The information gathered during polysomnography is evaluated first by a polysomnography technologist, who uses the data to chart your sleep stages and cycles. Then that information is reviewed by your sleep center doctor.

It may take up to two weeks to receive the results of polysomnography. At a follow-up appointment, your doctor reviews the results with you and, based on the data gathered, discusses any treatment or further evaluation that you may need.

What should I expect during my sleep study?

You arrive at the sleep center in the evening for polysomnography and stay overnight. You may bring items you use for your bedtime routine, and you can sleep in your own nightclothes.
The room where polysomnography is done is similar to a hotel room, and it's dark and quiet during the test. You don't share the room with anyone else. The room has an infrared camera, so the polysomography technologists monitoring you can see what's happening in the room when the lights are out, and an audio system, so they can talk to you and hear you from their monitoring area outside the room.
After you get ready for bed, one of the technologists places sensors on your scalp, temples, chest and legs using a mild adhesive, such as glue or tape. The sensors are connected by wires to a computer, but the wires are long enough to let you move normally in bed. A small clip also is placed on you finger to monitor the level of oxygen in your blood.
While you sleep, a technologist monitors your brain waves, eye movements, heart rate, breathing pattern, blood oxygen level, body position, limb movement, snoring and other noise you may make as you sleep. All of these measurements are recorded on a continuous graph.
You are monitored throughout the night. If you need assistance, you can talk to them through the monitoring equipment. They can come into the room to detach the wires if you need to get up during the night.
Although you probably won't fall asleep as easily or sleep as well at the sleep center as you do at home, this usually doesn't affect the test results. A full night's sleep isn't required to obtain accurate polysomnography results.

What is the treatment for Obstructive Sleep Apnea?

Continuous Positive Airflow Pressure, or CPAP for short, is the most common treatment for moderate to severe obstructive sleep apnea. In many cases, you'll experience immediate symptom relief and a huge boost in your mental and physical energy. The CPAP device is a mask-like machine that provides a constant stream of air which keeps your breathing passages open while you sleep. Most CPAP devices are the size of a tissue box. There are other treatment options such as losing weight, stoppng smoking, and dental devices. A sleep center physician will work with you to find the best option.

How do I get to the Sleep Lab?


Directions to the CHC Sleep Lab

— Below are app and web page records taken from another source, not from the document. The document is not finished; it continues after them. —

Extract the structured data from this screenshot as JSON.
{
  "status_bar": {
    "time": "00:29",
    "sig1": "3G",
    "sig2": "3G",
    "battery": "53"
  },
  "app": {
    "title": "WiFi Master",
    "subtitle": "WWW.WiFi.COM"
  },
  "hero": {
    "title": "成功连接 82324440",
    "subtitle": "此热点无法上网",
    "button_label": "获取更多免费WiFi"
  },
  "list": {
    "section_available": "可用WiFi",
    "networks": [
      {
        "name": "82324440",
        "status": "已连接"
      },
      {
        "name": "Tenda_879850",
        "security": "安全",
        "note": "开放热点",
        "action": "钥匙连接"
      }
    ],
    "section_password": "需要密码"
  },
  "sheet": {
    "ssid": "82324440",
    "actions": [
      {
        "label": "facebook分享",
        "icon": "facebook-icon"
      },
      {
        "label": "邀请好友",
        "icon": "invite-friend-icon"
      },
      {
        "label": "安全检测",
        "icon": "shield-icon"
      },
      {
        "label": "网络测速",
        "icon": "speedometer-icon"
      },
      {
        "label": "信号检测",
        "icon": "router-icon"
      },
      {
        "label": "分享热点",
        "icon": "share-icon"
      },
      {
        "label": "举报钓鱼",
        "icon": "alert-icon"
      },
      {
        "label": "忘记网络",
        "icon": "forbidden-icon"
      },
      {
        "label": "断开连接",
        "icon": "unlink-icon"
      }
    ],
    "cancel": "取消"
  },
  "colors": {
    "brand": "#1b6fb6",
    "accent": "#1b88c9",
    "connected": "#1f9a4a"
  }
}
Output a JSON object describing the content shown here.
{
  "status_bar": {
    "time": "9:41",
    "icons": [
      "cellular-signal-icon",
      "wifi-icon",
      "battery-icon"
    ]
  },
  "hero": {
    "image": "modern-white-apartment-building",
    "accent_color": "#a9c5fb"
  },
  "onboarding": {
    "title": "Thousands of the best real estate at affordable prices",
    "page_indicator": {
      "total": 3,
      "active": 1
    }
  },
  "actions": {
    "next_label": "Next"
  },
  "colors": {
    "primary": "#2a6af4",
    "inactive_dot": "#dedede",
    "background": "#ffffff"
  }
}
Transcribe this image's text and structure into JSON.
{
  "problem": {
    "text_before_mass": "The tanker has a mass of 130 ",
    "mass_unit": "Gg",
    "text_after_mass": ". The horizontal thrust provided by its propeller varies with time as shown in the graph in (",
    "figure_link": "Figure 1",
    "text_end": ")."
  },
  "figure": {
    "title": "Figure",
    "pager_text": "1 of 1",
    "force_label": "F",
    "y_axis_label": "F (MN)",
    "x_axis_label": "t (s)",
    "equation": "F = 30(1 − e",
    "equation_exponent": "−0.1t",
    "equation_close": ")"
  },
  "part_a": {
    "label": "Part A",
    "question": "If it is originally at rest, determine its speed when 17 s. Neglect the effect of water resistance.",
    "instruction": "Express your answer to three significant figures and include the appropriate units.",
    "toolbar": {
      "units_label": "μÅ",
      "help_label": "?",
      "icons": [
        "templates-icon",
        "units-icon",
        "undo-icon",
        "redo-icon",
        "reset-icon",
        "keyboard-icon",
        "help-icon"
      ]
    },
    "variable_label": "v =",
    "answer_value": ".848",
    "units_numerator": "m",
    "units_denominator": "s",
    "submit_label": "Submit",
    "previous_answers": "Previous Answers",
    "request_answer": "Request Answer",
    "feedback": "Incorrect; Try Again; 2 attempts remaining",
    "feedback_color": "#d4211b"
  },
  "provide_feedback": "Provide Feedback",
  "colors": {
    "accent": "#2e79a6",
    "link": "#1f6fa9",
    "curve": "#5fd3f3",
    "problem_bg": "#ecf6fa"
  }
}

1.The CHC Sleep Lab is located in the Community Health Center of Branch County at 274 E. Chicago Street, Coldwater, MI
2.Please use the Chicago Street (US 12) entrance on the north side of the hospital.
3.Once you enter through the Chicago Street entrance, proceed to the 2nd elevator on the right hand side.
4.Next to this elevator is a phone; pick up the phone and tell the person who answers that you are there for a sleep study.
5.The staff will send down the elevator to pick you up and take you to the 2nd floor.
6.The Sleep Lab is located on the 2nd floor.
7.If you have any problems getting to the Sleep Lab, please call (517) 279-5018.